Thanks to new suspension tuning and upgrades to the electrically boosted steering, the '22 Compass feels more at home on twisty roads than the previous model. The compact crossover is more agile than its tall, boxy profile would suggest, and responds ably to inputs from the nicely weighted steering wheel. Of course, there is some lean during quick changes of direction, but overall, the Compass feels well-controlled, solidly planted, and capable on the road.
Another plus is the comfortable and compliant ride. Regardless of trim, Compass has an absorbent suspension that quashes most heavy impacts and does an excellent job of maintaining a smooth and even ride over bumpy roads. There's almost no head toss and secondary motions are kept well in check. There's a fair amount of brake dive in hard stops, but that's expected in this class.
Interior noise levels are class appropriate, but the thrashy engine and unhappy 9-speed automatic are constantly intrusive. Thankfully, the highway ride is reasonably calm.

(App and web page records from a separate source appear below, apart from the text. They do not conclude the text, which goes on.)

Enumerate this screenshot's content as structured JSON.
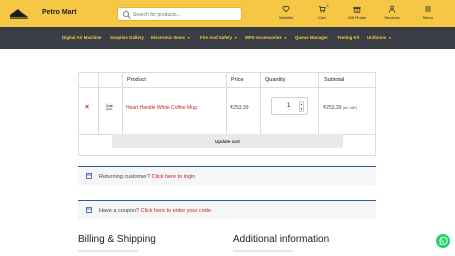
{
  "header": {
    "brand": "Petro Mart",
    "search_placeholder": "Search for products...",
    "items": [
      {
        "label": "Wishlist",
        "icon": "heart-icon"
      },
      {
        "label": "Cart",
        "icon": "cart-icon",
        "count": "1"
      },
      {
        "label": "Gift Finder",
        "icon": "gift-icon"
      },
      {
        "label": "Services",
        "icon": "services-icon"
      },
      {
        "label": "Menu",
        "icon": "menu-icon"
      }
    ],
    "accent_color": "#f6c744"
  },
  "nav": {
    "items": [
      {
        "label": "Digital Air Machine",
        "caret": false
      },
      {
        "label": "Surprise Gallery",
        "caret": false
      },
      {
        "label": "Electronic Items",
        "caret": true
      },
      {
        "label": "Fire And Safety",
        "caret": true
      },
      {
        "label": "MPD Accessories",
        "caret": true
      },
      {
        "label": "Queue Manager",
        "caret": false
      },
      {
        "label": "Testing Kit",
        "caret": false
      },
      {
        "label": "Uniforms",
        "caret": true
      }
    ]
  },
  "cart": {
    "columns": [
      "Product",
      "Price",
      "Quantity",
      "Subtotal"
    ],
    "rows": [
      {
        "remove": "×",
        "product": "Heart Handle White Coffee Mug",
        "price": "₹253.39",
        "quantity": "1",
        "subtotal": "₹253.39",
        "tax_note": "(ex. VAT)"
      }
    ],
    "update_label": "Update cart"
  },
  "notices": {
    "returning_text": "Returning customer?",
    "returning_link": "Click here to login",
    "coupon_text": "Have a coupon?",
    "coupon_link": "Click here to enter your code"
  },
  "sections": {
    "billing_title": "Billing & Shipping",
    "additional_title": "Additional information"
  }
}
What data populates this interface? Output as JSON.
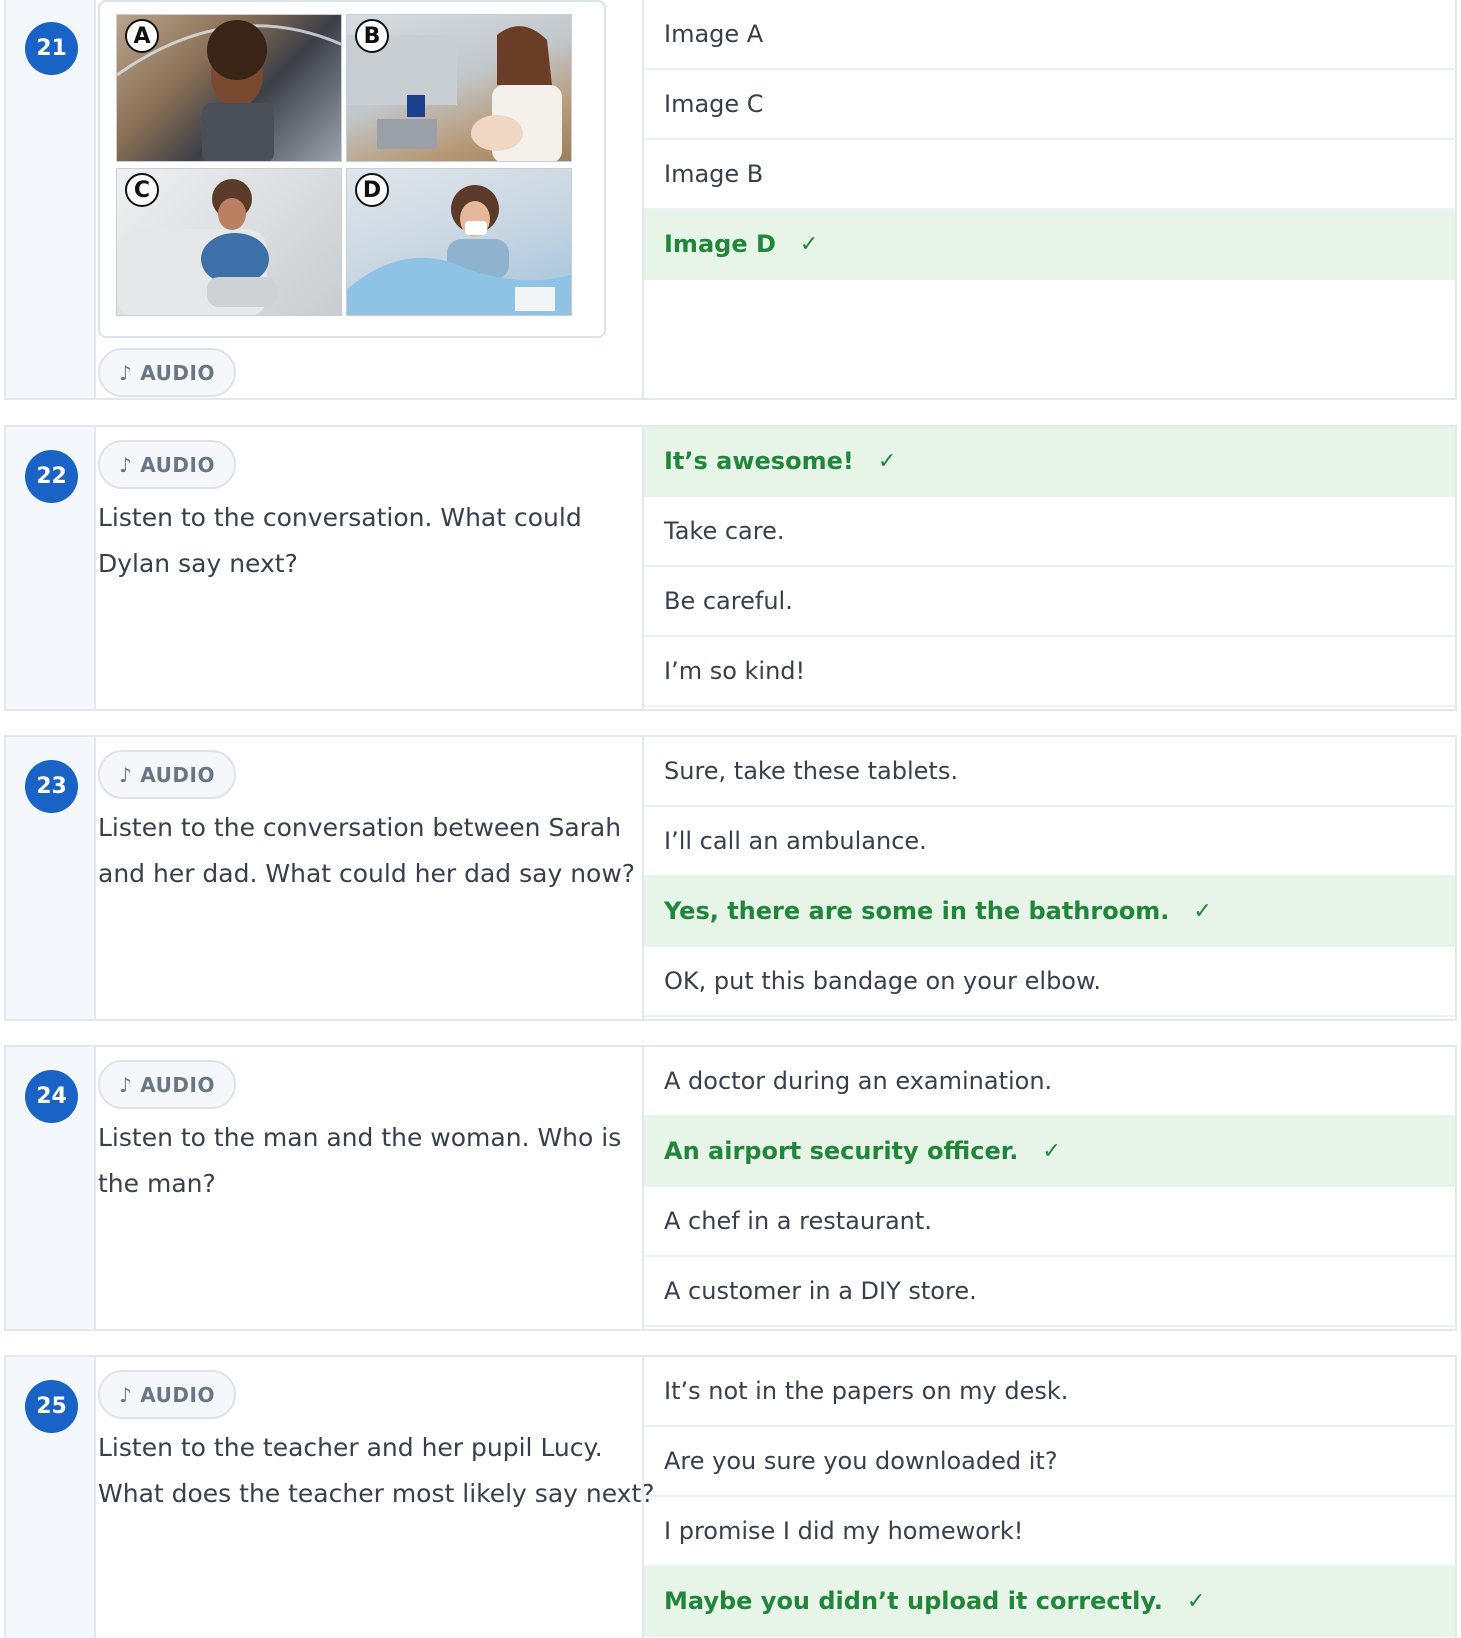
{
  "audio_label": "AUDIO",
  "check_mark": "✓",
  "questions": [
    {
      "number": "21",
      "prompt": "",
      "image_labels": [
        "A",
        "B",
        "C",
        "D"
      ],
      "options": [
        {
          "text": "Image A",
          "correct": false
        },
        {
          "text": "Image C",
          "correct": false
        },
        {
          "text": "Image B",
          "correct": false
        },
        {
          "text": "Image D",
          "correct": true
        }
      ]
    },
    {
      "number": "22",
      "prompt": "Listen to the conversation. What could Dylan say next?",
      "options": [
        {
          "text": "It’s awesome!",
          "correct": true
        },
        {
          "text": "Take care.",
          "correct": false
        },
        {
          "text": "Be careful.",
          "correct": false
        },
        {
          "text": "I’m so kind!",
          "correct": false
        }
      ]
    },
    {
      "number": "23",
      "prompt": "Listen to the conversation between Sarah and her dad. What could her dad say now?",
      "options": [
        {
          "text": "Sure, take these tablets.",
          "correct": false
        },
        {
          "text": "I’ll call an ambulance.",
          "correct": false
        },
        {
          "text": "Yes, there are some in the bathroom.",
          "correct": true
        },
        {
          "text": "OK, put this bandage on your elbow.",
          "correct": false
        }
      ]
    },
    {
      "number": "24",
      "prompt": "Listen to the man and the woman. Who is the man?",
      "options": [
        {
          "text": "A doctor during an examination.",
          "correct": false
        },
        {
          "text": "An airport security officer.",
          "correct": true
        },
        {
          "text": "A chef in a restaurant.",
          "correct": false
        },
        {
          "text": "A customer in a DIY store.",
          "correct": false
        }
      ]
    },
    {
      "number": "25",
      "prompt": "Listen to the teacher and her pupil Lucy. What does the teacher most likely say next?",
      "options": [
        {
          "text": "It’s not in the papers on my desk.",
          "correct": false
        },
        {
          "text": "Are you sure you downloaded it?",
          "correct": false
        },
        {
          "text": "I promise I did my homework!",
          "correct": false
        },
        {
          "text": "Maybe you didn’t upload it correctly.",
          "correct": true
        }
      ]
    }
  ]
}
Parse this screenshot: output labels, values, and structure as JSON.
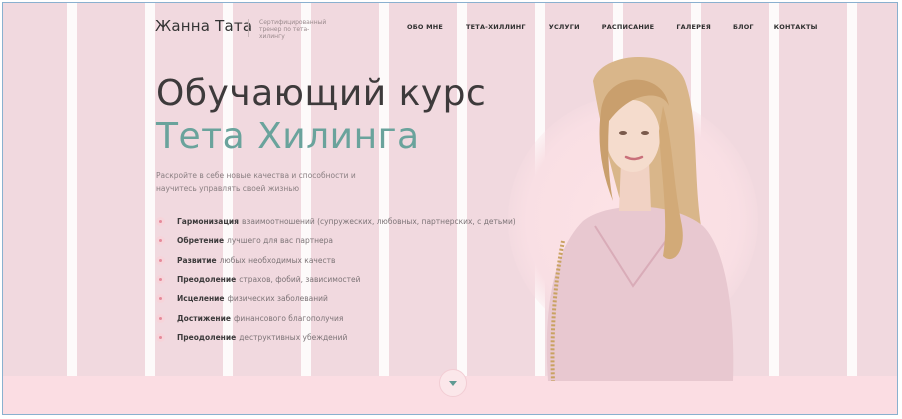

When Jeep unveiled the '22 Compass at the Chicago Auto Show last July, most journalist gushed over the redesigned interior. Gone were the acres of hard plastic and illogically placed buttons. The new sweeping design is significantly more functional and makes the most of technology upgrades with the inclusion of a 10.1-inch infotainment screen and 10.25-inch digital instrument cluster.
The nicely appointed front seats are long on looks but come up a bit short of long-trip comfort. They are fine around town, but after an hour or two on the highway, you'll be wishing there was a bit more padding in the seat cushion. Front-seat head and leg room are good. Visibility is excellent, thanks to the tall greenhouse, large windows, and thin roof pillars.
Rear-seat comfort isn't quite what you might expect for a compact crossover, but it's better than a typical subcompact. That means there's enough room for two regular-size adults -- provided the front seats aren't scooted all the way back. The door openings are also a bit narrow, meaning it can be difficult to climb in and out in tight parking spaces.
The new cabin benefits from additional creature comforts and greatly improved storage -- something the Compass needed badly. Newly available features include heated rear seats and a hands-free, foot-activated power liftgate. Also, the Latitude Lux trim gets wireless charging and a dual-pane panoramic moonroof.
Since Compass falls into the space between a subcompact and compact, it generally come up short in overall cargo space. Rear seats up, there's about 27 cubic feet of cargo space, well short of the class-leading Honda CR-V's 40 cubic feet. Overall capacity is just 60 cubic feet while most in the class offer more than 75 cubic feet. At least the opening is large, and the load floor is low and flat.
Easily the biggest enhancement on the tech side is the inclusion of Stellantis' next-generation Uconnect 5 touchscreen system. It is a significant upgrade over the previous version, adding over-the-air updates and wireless Apple CarPlay and Android Auto functionality. This system sits head-and-shoulders above others in the class. But, like any new tech toy, it is not without faults. At times, the system locks up and requires a reboot. Likely something Jeep will get worked out with software upgrades, but something worth noting.
Bottom Line -- Playing in perhaps the most competitive segment, Compass needed a freshening to keep it relevant. Jeep was smart to spend money where customers see it most -- on the inside and with additional safety and technology features. Engine performance aside, Compass is actually fun to drive and provides the value and features that buyers expect at a price that's competitive. The Trailhawk's off-road chops are unique in the segment and the Compass' overall size makes it a good choice for buyers looking to step up from a subcompact crossover without breaking the bank.